This question looked so lonely. And I'll admit I looked things up on the internet to find an answer. I was surprised that they weren't the same thing. (Although it appears that the two phrases are occasionally interchanged; from a practical standpoint, there is no misunderstanding if one phrase is substituted for the other.)
Inverse square law: The intensity of light falls off as the square of the distance from the observer. (also applicable to other radio waves, radiation, and I think sound, too.) This I suppose has applications theatrical lighting.
Law of Inverse Squares: (paraphrased from several citations) This applies to gravity in that the degree of attraction between two objects varies inversely with the square of the distance between their centers. In addition, the degree of repulsion (or attraction) between two like (or opposite) charged particles varies inversely with the square of the distance between the two. This phrase (in its application to gravity) is usually attributed to Isaac Newton and Robert Hooke. Later, Joseph Priestley showed that it applies to static electrical charges.
I suppose its an academic difference in the naming. The inverse square of the distance relation is common to both.

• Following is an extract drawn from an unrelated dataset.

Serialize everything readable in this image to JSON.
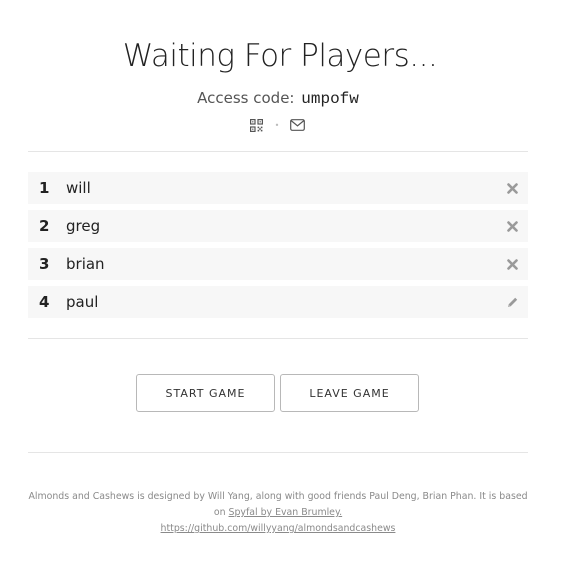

A subtle difference is that the first applies to a point source and an observer, and in the second, two objects interact with each other.